The fact is that while time heals some wounds, time does not heal all of them, and even now, more than a decade apart from that sad date of infamy, many of the wounds placed upon the public safety community by 9/11 continue to fester within us. In one respect, that reawakening of our pain and grief every September 11th is a way of continuing to respect our fallen brethren of 9/11, and with every shed tear we honor their sacrifice anew. Then, like the surviving first responders of New York City, Arlington Virginia, Somerset County, Pennsylvania, we carry on. We climb the next set of stairs – for us: answer the next 9-1-1 call, coordinate the next major incident response, do our duty with pride, compassion, and professionalism, and continue to be there for our communities when they need us to be.
Even while the bell tolls for us, we continue to do our duty. And we shall never forget.
- Randall D. Larson
Sept. 11, 2012
9-1-1 Magazine Editor Randall Larson retired in 2009 after 25 years as a communications supervisor and Field Communications Director for the San Jose Fire Department.
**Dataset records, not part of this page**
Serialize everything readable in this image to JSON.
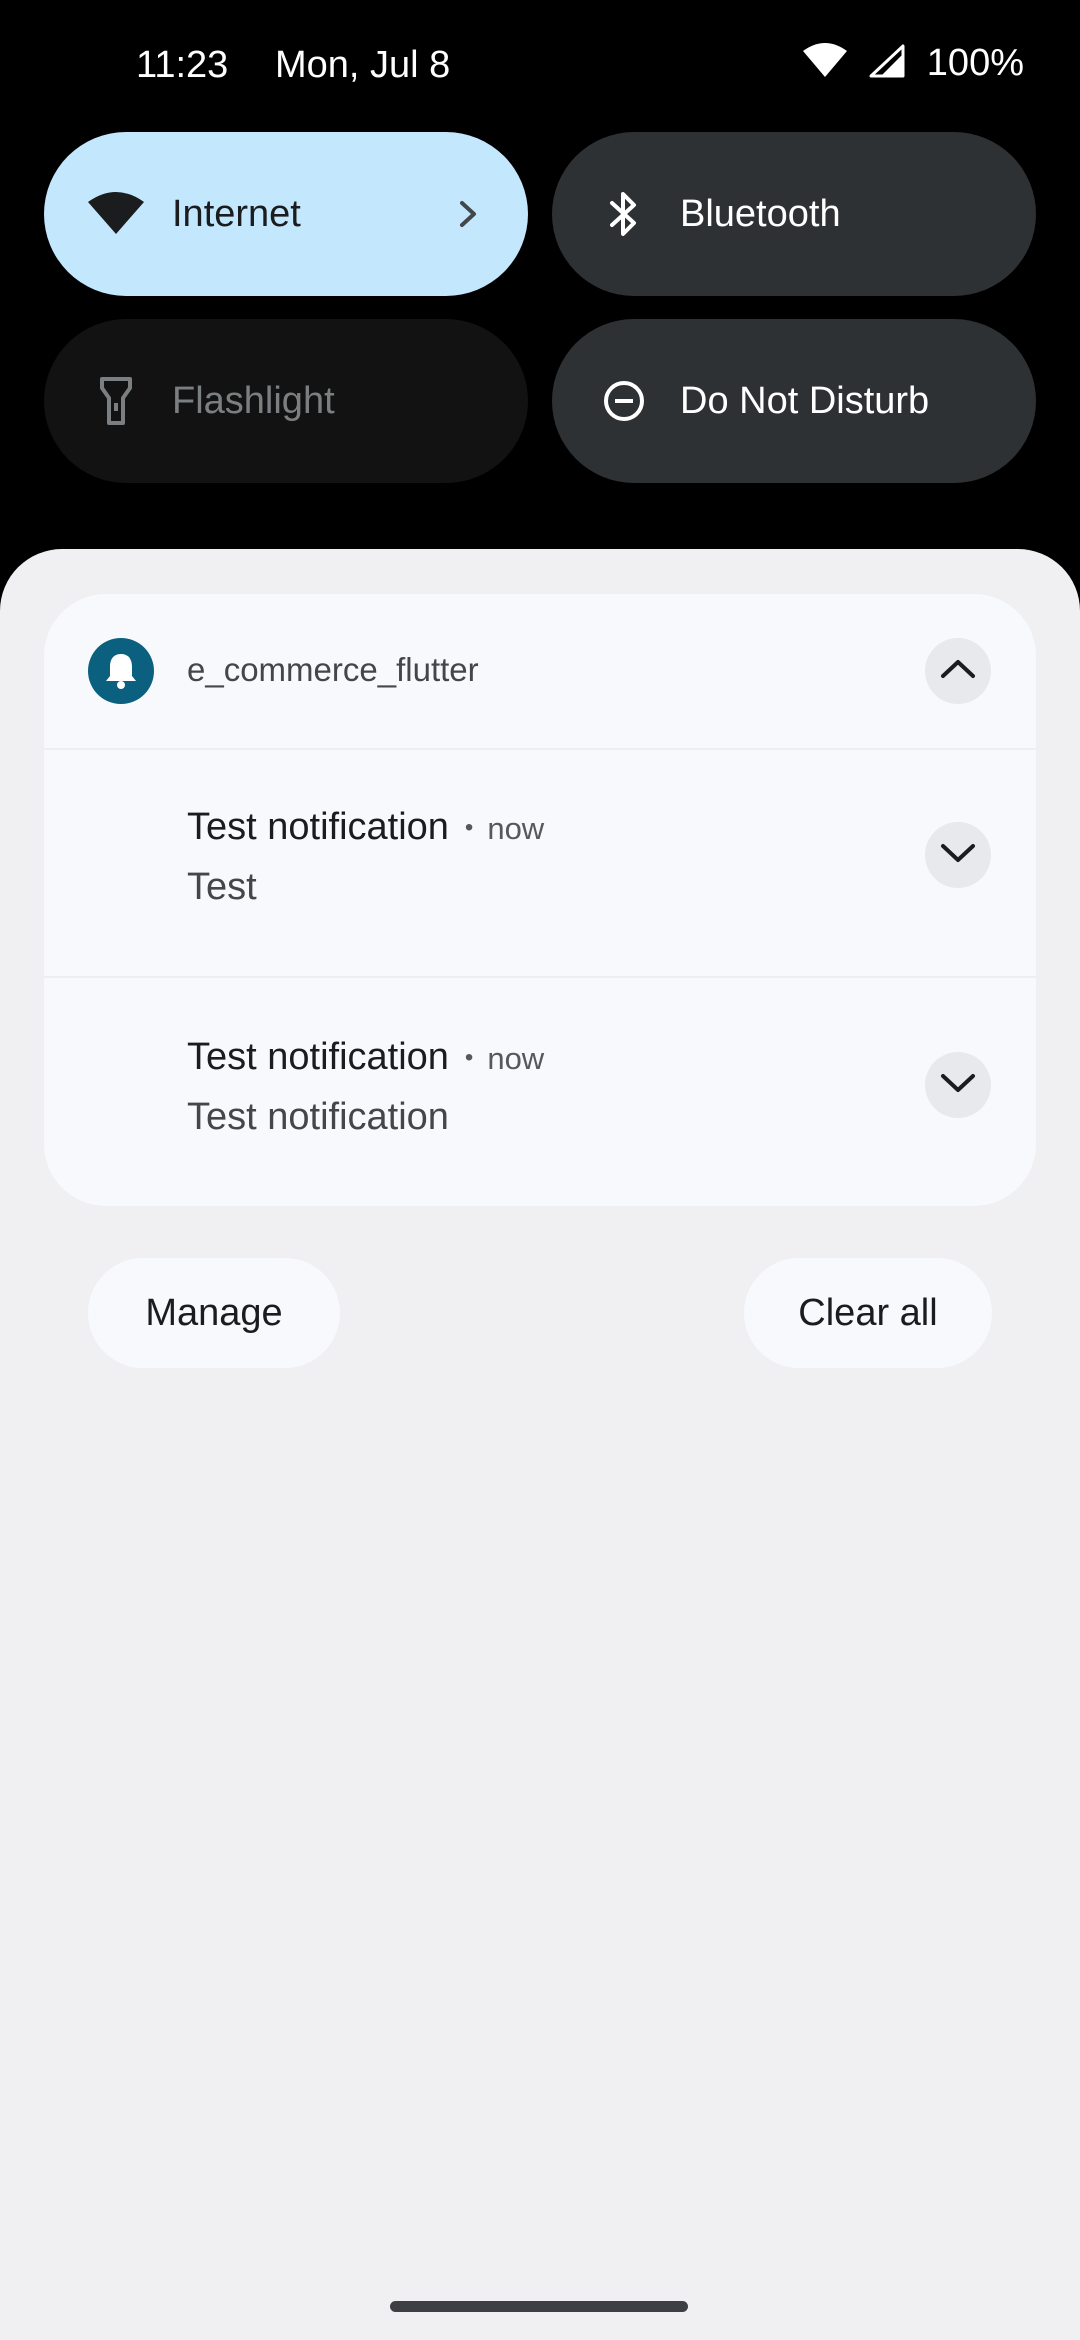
{
  "status_bar": {
    "time": "11:23",
    "date": "Mon, Jul 8",
    "battery": "100%",
    "icons": [
      "wifi-icon",
      "cell-signal-icon"
    ]
  },
  "quick_settings": {
    "internet": {
      "label": "Internet",
      "icon": "wifi-icon",
      "state": "on"
    },
    "bluetooth": {
      "label": "Bluetooth",
      "icon": "bluetooth-icon",
      "state": "off"
    },
    "flashlight": {
      "label": "Flashlight",
      "icon": "flashlight-icon",
      "state": "unavailable"
    },
    "dnd": {
      "label": "Do Not Disturb",
      "icon": "minus-circle-icon",
      "state": "off"
    }
  },
  "notification_group": {
    "app_name": "e_commerce_flutter",
    "app_icon": "bell-icon",
    "app_color": "#0c607f",
    "notifications": [
      {
        "title": "Test notification",
        "separator": "•",
        "time": "now",
        "body": "Test"
      },
      {
        "title": "Test notification",
        "separator": "•",
        "time": "now",
        "body": "Test notification"
      }
    ]
  },
  "actions": {
    "manage": "Manage",
    "clear_all": "Clear all"
  },
  "colors": {
    "internet_tile": "#c3e7fd",
    "dark_tile": "#2e3134",
    "shade_bg": "#f0f0f3",
    "card_bg": "#f8f9fd"
  }
}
Larson has been a Field Communications instructor for First Contact 9-1-1, the California Fire Chiefs Association – Communications Section, and other organizations, and was a Communications Specialist for FEMA’s California US&R Task Force 3. Since retirement, Larson continues to participate in the annual California Mobile Command Center Rallies, which he founded in 2009, and is a busy writer in several fields of interest.
For 9-1-1 magazine's original coverage of the public safety response to 9/11 and its aftermath, click here